The Clean Bushwick Initiative was created by neighbor Sarah Back, who has since moved to California, to do just that – clean up the streets of Bushwick. If a group of 30 volunteers shows up, they can collect between 60 and 70 trashbags full within one hour, says De Santis, who has been involved in the efforts since the early days of 2016, along with Assistant Director Kristen Tadrous.

“Clean Bushwick Initiative has helped connect newcomers and long-time residents to opportunities and resources to make a difference in the neighborhood through their cleanup events,” said Leon.

Volunteers planting trees./ Photo provided by De Santis

“The cleanups may seem ineffective at times due to the sheer volume of waste in Bushwick, although Clean Bushwick Initiative’s enthusiasm and community-centric efforts helped start larger conversations about waste and community accountability,” she added.  “The Clean Bushwick Initiative has willingly stepped up to play a part in reshaping that narrative, spotlighting how community members and stakeholders care about their blocks and how they look.”

Litter in Bushwick./ Anna Conkling Bklyner

“The [litter] problem can’t be stopped by more garbage pickups, more sanitation runs, more garbage cans,” said De Santis, whose organization participates in a monthly meeting of CB4 and the Sanitation Department to help tackle problems like illegal dumping. “It really has to be stopped by people caring about the greater environmental impact of trash.”

The Clean Bushwick Initiative promotes tree care, through their Tree Stewardship, where they clean and maintain tree beds to promote tree growth. The Initiative also looks after Bushwick’s Irving and Maria Hernandez parks, collecting and recycling discarded plastic bottles and cans, since the parks do not have a recycling program, like the GROWNYC one at McCarren Park.

As litter degrades, chemicals and microparticles, and poisons are released, it can then make its way into the soil, water, and the air. Recycling and limiting trash in the streets also reduces some of the health effects of being surrounded by litter.

“When you see a piece of litter on the street, it’s not just an unsightly kind of aesthetic issue. It actually can eventually become a health issue,” said De Santis. “It’s especially important to keep trees free of trash because they’re such a big environmental aid,” she added.

Volunteers with their pickup./ Photo provided by De Santis

Although the problem of trash is a “never-ending uphill battle,” said De Santis, the impact Clean Bushwick has had on her community goes beyond picking up litter.

“What’s great about these events is that people are really bonding, feeling a sense of pride, and collaborating with other people. It’s a positive experience during what’s been a very difficult (time),” she added.

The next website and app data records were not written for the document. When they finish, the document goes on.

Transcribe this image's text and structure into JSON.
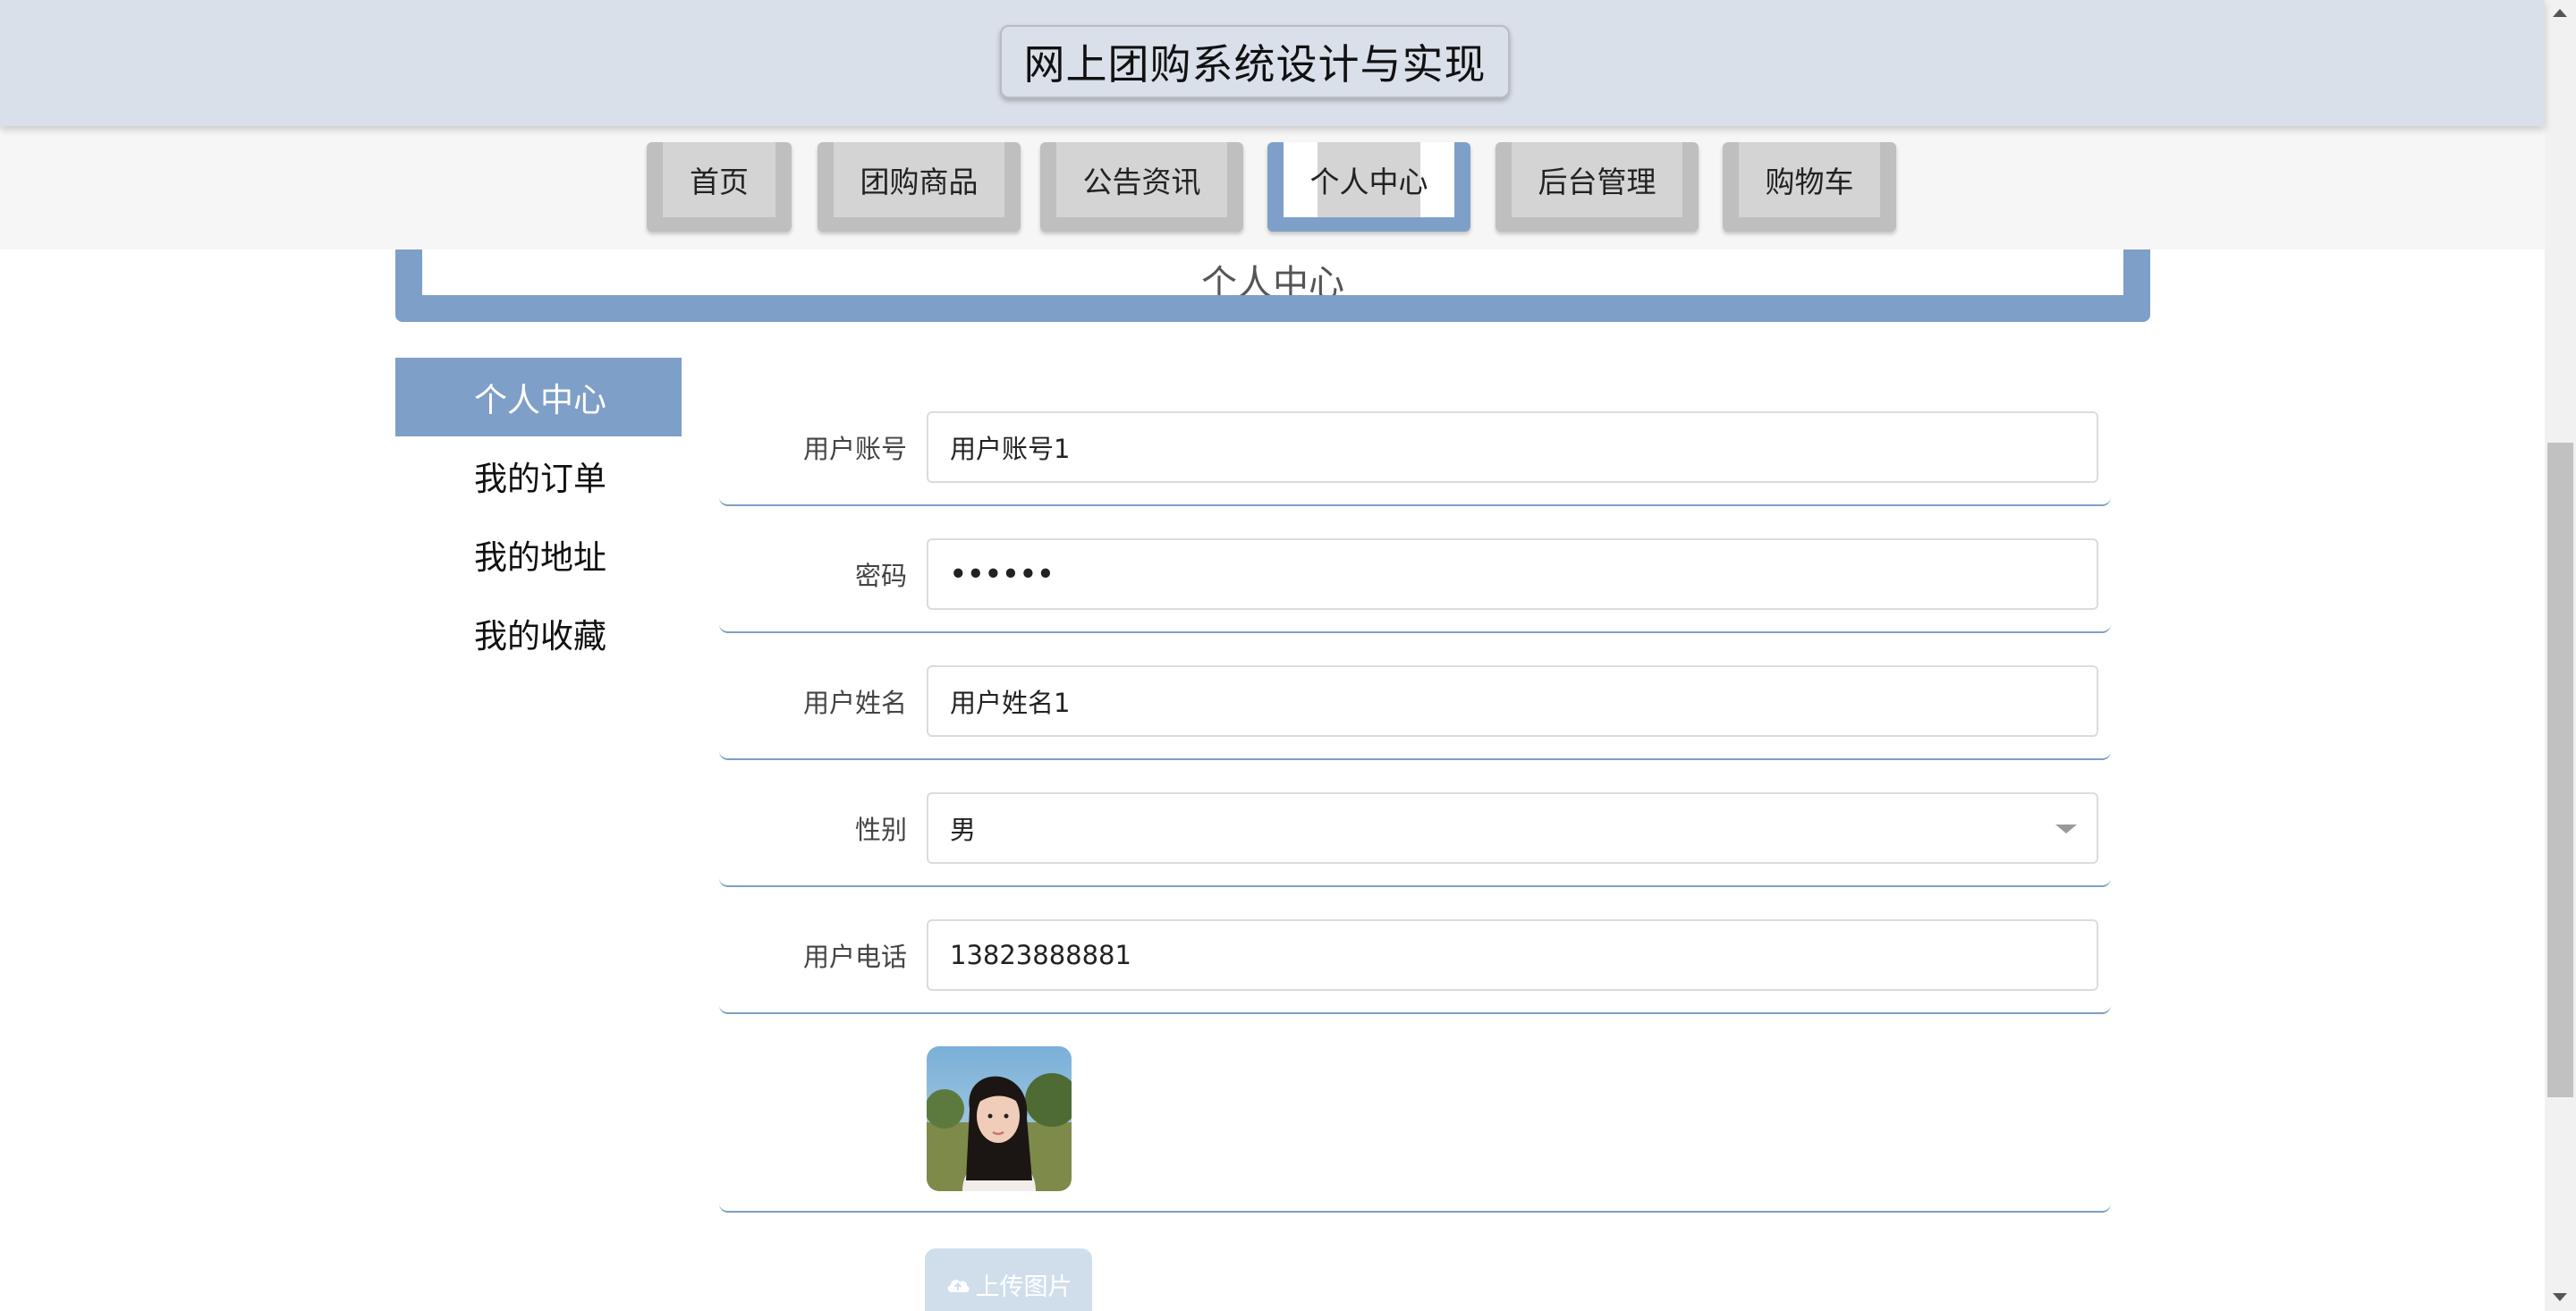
{
  "site": {
    "title": "网上团购系统设计与实现"
  },
  "nav": [
    {
      "label": "首页"
    },
    {
      "label": "团购商品"
    },
    {
      "label": "公告资讯"
    },
    {
      "label": "个人中心"
    },
    {
      "label": "后台管理"
    },
    {
      "label": "购物车"
    }
  ],
  "banner": {
    "title": "个人中心"
  },
  "side_menu": [
    {
      "label": "个人中心"
    },
    {
      "label": "我的订单"
    },
    {
      "label": "我的地址"
    },
    {
      "label": "我的收藏"
    }
  ],
  "form": {
    "account": {
      "label": "用户账号",
      "value": "用户账号1"
    },
    "password": {
      "label": "密码",
      "value": "••••••"
    },
    "name": {
      "label": "用户姓名",
      "value": "用户姓名1"
    },
    "gender": {
      "label": "性别",
      "value": "男"
    },
    "phone": {
      "label": "用户电话",
      "value": "13823888881"
    },
    "upload_label": "上传图片"
  },
  "colors": {
    "accent": "#7e9fc7",
    "header_bg": "#d9e0ea",
    "nav_bg": "#f6f6f6",
    "upload_button": "#d0deec"
  }
}
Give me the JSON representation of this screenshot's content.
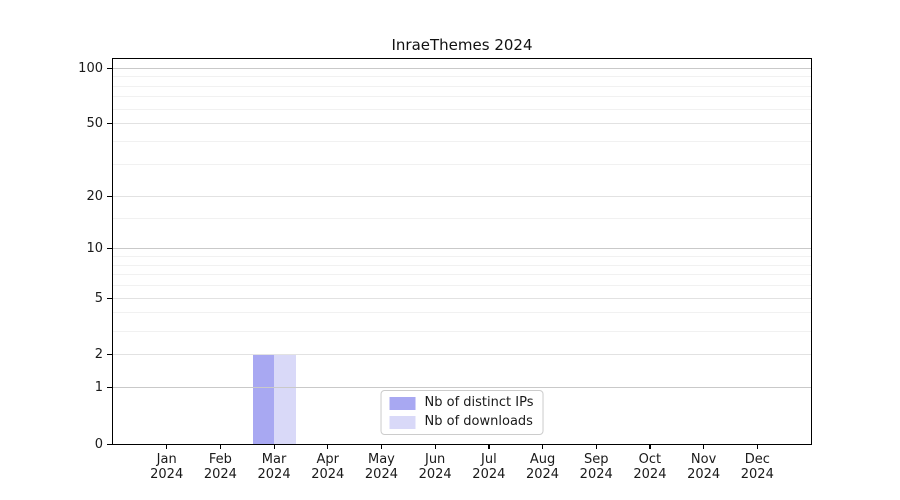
{
  "chart_data": {
    "type": "bar",
    "title": "InraeThemes 2024",
    "categories": [
      "Jan",
      "Feb",
      "Mar",
      "Apr",
      "May",
      "Jun",
      "Jul",
      "Aug",
      "Sep",
      "Oct",
      "Nov",
      "Dec"
    ],
    "category_year_line": "2024",
    "series": [
      {
        "name": "Nb of distinct IPs",
        "color": "#a8a8f2",
        "values": [
          0,
          0,
          2,
          0,
          0,
          0,
          0,
          0,
          0,
          0,
          0,
          0
        ]
      },
      {
        "name": "Nb of downloads",
        "color": "#d9d9f8",
        "values": [
          0,
          0,
          2,
          0,
          0,
          0,
          0,
          0,
          0,
          0,
          0,
          0
        ]
      }
    ],
    "xlabel": "",
    "ylabel": "",
    "yscale": "log1p",
    "ylim": [
      0,
      112
    ],
    "y_ticks": [
      0,
      1,
      2,
      5,
      10,
      20,
      50,
      100
    ],
    "y_tick_labels": [
      "0",
      "1",
      "2",
      "5",
      "10",
      "20",
      "50",
      "100"
    ],
    "y_minor_gridlines": [
      3,
      4,
      6,
      7,
      8,
      9,
      15,
      30,
      40,
      60,
      70,
      80,
      90
    ],
    "grid": "horizontal",
    "legend_position": "lower center"
  }
}
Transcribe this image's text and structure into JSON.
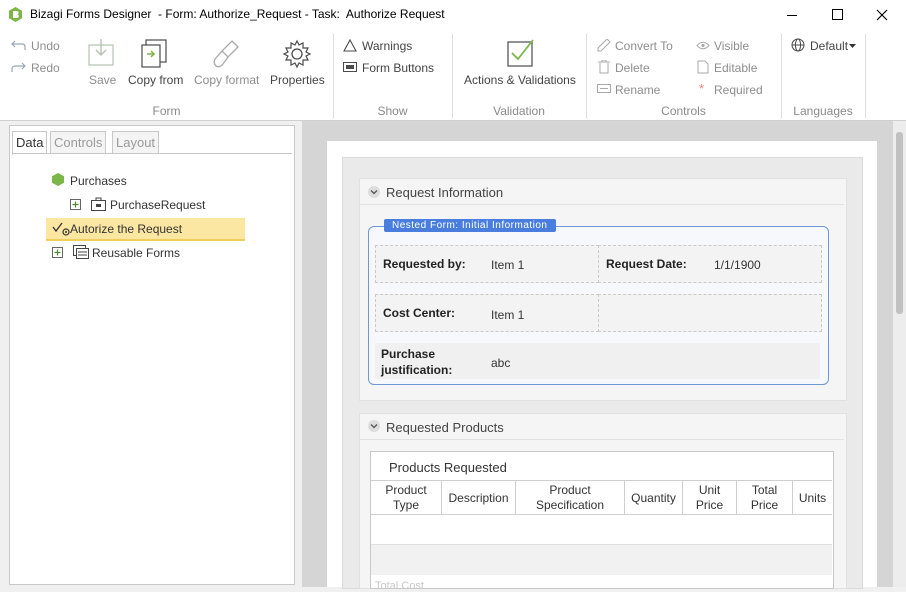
{
  "window": {
    "title": "Bizagi Forms Designer  - Form: Authorize_Request - Task:  Authorize Request"
  },
  "ribbon": {
    "undo": "Undo",
    "redo": "Redo",
    "save": "Save",
    "copy_from": "Copy from",
    "copy_format": "Copy format",
    "properties": "Properties",
    "group_form": "Form",
    "warnings": "Warnings",
    "form_buttons": "Form Buttons",
    "group_show": "Show",
    "actions_validations": "Actions & Validations",
    "group_validation": "Validation",
    "convert_to": "Convert To",
    "delete": "Delete",
    "rename": "Rename",
    "visible": "Visible",
    "editable": "Editable",
    "required": "Required",
    "group_controls": "Controls",
    "language": "Default",
    "group_languages": "Languages"
  },
  "left_panel": {
    "tabs": [
      "Data",
      "Controls",
      "Layout"
    ],
    "tree": {
      "root": "Purchases",
      "child": "PurchaseRequest",
      "selected": "Autorize the Request",
      "reusable": "Reusable Forms"
    }
  },
  "form": {
    "section1": "Request Information",
    "nested_badge": "Nested Form: Initial Information",
    "requested_by_label": "Requested by:",
    "requested_by_value": "Item 1",
    "request_date_label": "Request Date:",
    "request_date_value": "1/1/1900",
    "cost_center_label": "Cost Center:",
    "cost_center_value": "Item 1",
    "justification_label_1": "Purchase",
    "justification_label_2": "justification:",
    "justification_value": "abc",
    "section2": "Requested Products",
    "grid_title": "Products Requested",
    "grid_columns": [
      [
        "Product",
        "Type"
      ],
      [
        "Description",
        ""
      ],
      [
        "Product",
        "Specification"
      ],
      [
        "Quantity",
        ""
      ],
      [
        "Unit",
        "Price"
      ],
      [
        "Total",
        "Price"
      ],
      [
        "Units",
        ""
      ]
    ],
    "partial_label": "Total Cost"
  },
  "colors": {
    "accent": "#4a7ede",
    "selection": "#fbe6a2",
    "icon_green": "#7ab648"
  }
}
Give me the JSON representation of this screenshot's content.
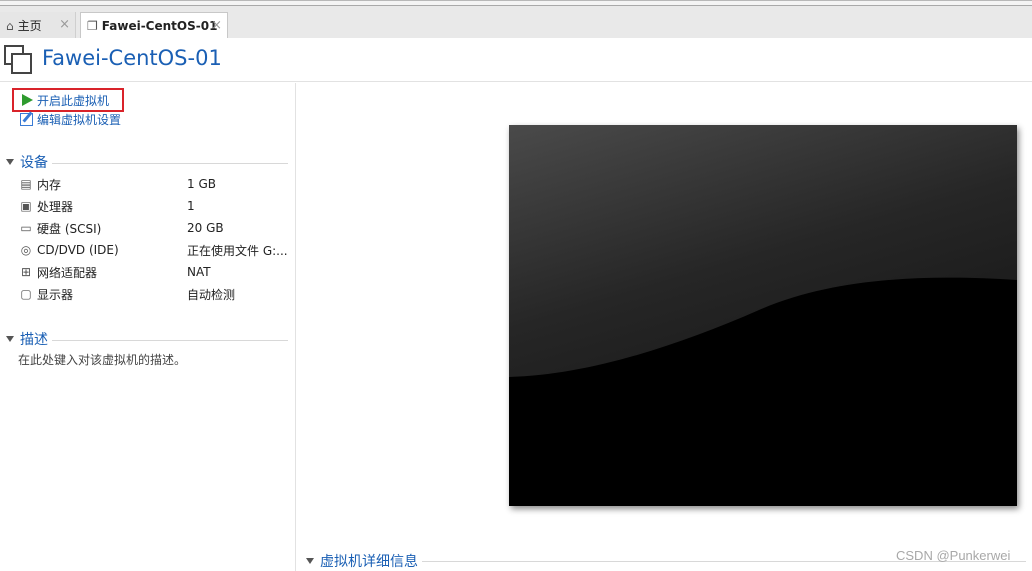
{
  "tabs": [
    {
      "label": "主页",
      "icon": "home-icon"
    },
    {
      "label": "Fawei-CentOS-01",
      "icon": "vm-icon",
      "active": true
    }
  ],
  "header": {
    "title": "Fawei-CentOS-01"
  },
  "actions": {
    "start_label": "开启此虚拟机",
    "edit_label": "编辑虚拟机设置"
  },
  "devices": {
    "section_label": "设备",
    "items": [
      {
        "name": "内存",
        "value": "1 GB",
        "icon": "memory-icon"
      },
      {
        "name": "处理器",
        "value": "1",
        "icon": "cpu-icon"
      },
      {
        "name": "硬盘 (SCSI)",
        "value": "20 GB",
        "icon": "hard-disk-icon"
      },
      {
        "name": "CD/DVD (IDE)",
        "value": "正在使用文件 G:...",
        "icon": "cd-dvd-icon"
      },
      {
        "name": "网络适配器",
        "value": "NAT",
        "icon": "network-adapter-icon"
      },
      {
        "name": "显示器",
        "value": "自动检测",
        "icon": "display-icon"
      }
    ]
  },
  "description": {
    "section_label": "描述",
    "placeholder": "在此处键入对该虚拟机的描述。"
  },
  "details": {
    "section_label": "虚拟机详细信息"
  },
  "watermark": "CSDN @Punkerwei",
  "colors": {
    "accent": "#1a5fb4",
    "play": "#2e9b2e",
    "highlight_border": "#d9232a"
  }
}
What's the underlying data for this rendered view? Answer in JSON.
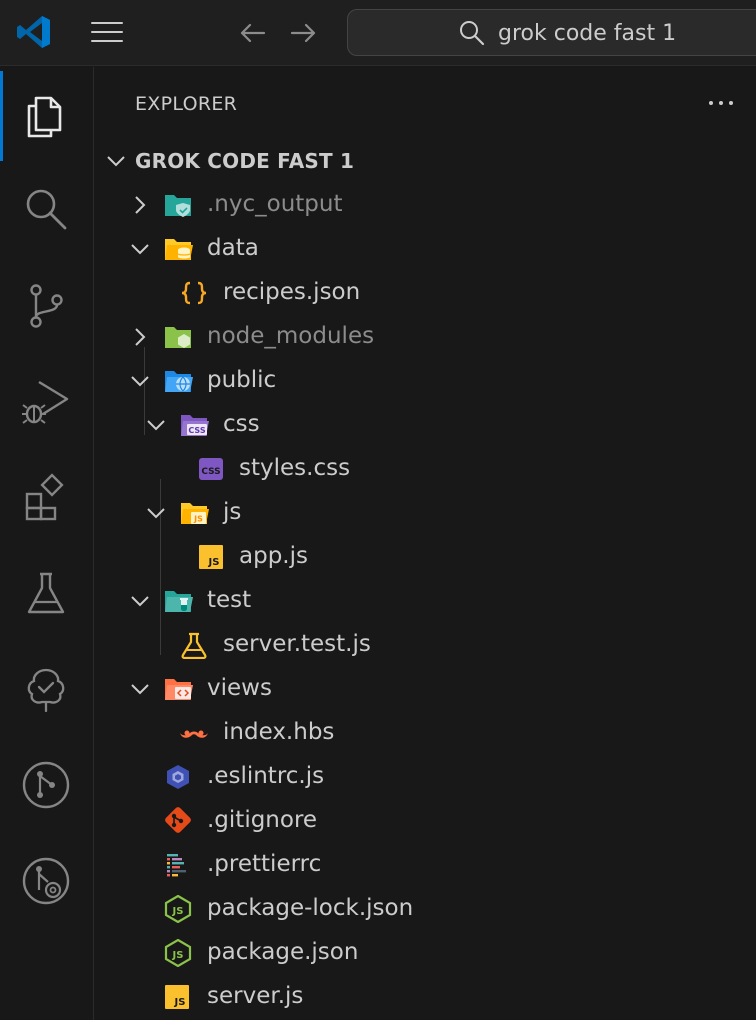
{
  "titlebar": {
    "search_text": "grok code fast 1"
  },
  "activity_bar": {
    "items": [
      {
        "name": "explorer",
        "active": true
      },
      {
        "name": "search"
      },
      {
        "name": "source-control"
      },
      {
        "name": "run-and-debug"
      },
      {
        "name": "extensions"
      },
      {
        "name": "testing"
      },
      {
        "name": "tree-view"
      },
      {
        "name": "git-graph"
      },
      {
        "name": "pull-requests"
      }
    ]
  },
  "sidebar": {
    "title": "EXPLORER",
    "root_label": "GROK CODE FAST 1",
    "tree": [
      {
        "label": ".nyc_output",
        "type": "folder",
        "expanded": false,
        "icon": "folder-shield-icon",
        "dim": true
      },
      {
        "label": "data",
        "type": "folder",
        "expanded": true,
        "icon": "folder-database-icon"
      },
      {
        "label": "recipes.json",
        "type": "file",
        "icon": "json-braces-icon"
      },
      {
        "label": "node_modules",
        "type": "folder",
        "expanded": false,
        "icon": "folder-node-icon",
        "dim": true
      },
      {
        "label": "public",
        "type": "folder",
        "expanded": true,
        "icon": "folder-public-globe-icon"
      },
      {
        "label": "css",
        "type": "folder",
        "expanded": true,
        "icon": "folder-css-icon"
      },
      {
        "label": "styles.css",
        "type": "file",
        "icon": "css-file-icon"
      },
      {
        "label": "js",
        "type": "folder",
        "expanded": true,
        "icon": "folder-js-icon"
      },
      {
        "label": "app.js",
        "type": "file",
        "icon": "js-file-icon"
      },
      {
        "label": "test",
        "type": "folder",
        "expanded": true,
        "icon": "folder-test-icon"
      },
      {
        "label": "server.test.js",
        "type": "file",
        "icon": "flask-test-icon"
      },
      {
        "label": "views",
        "type": "folder",
        "expanded": true,
        "icon": "folder-views-icon"
      },
      {
        "label": "index.hbs",
        "type": "file",
        "icon": "handlebars-mustache-icon"
      },
      {
        "label": ".eslintrc.js",
        "type": "file",
        "icon": "eslint-icon"
      },
      {
        "label": ".gitignore",
        "type": "file",
        "icon": "git-icon"
      },
      {
        "label": ".prettierrc",
        "type": "file",
        "icon": "prettier-icon"
      },
      {
        "label": "package-lock.json",
        "type": "file",
        "icon": "nodejs-icon"
      },
      {
        "label": "package.json",
        "type": "file",
        "icon": "nodejs-icon"
      },
      {
        "label": "server.js",
        "type": "file",
        "icon": "js-file-icon"
      }
    ]
  },
  "colors": {
    "accent": "#0078d4",
    "background": "#181818",
    "text": "#cccccc"
  }
}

“I believe any work you do In communities to make them healthier and more livable for all residents is worthwhile,” said De Santis.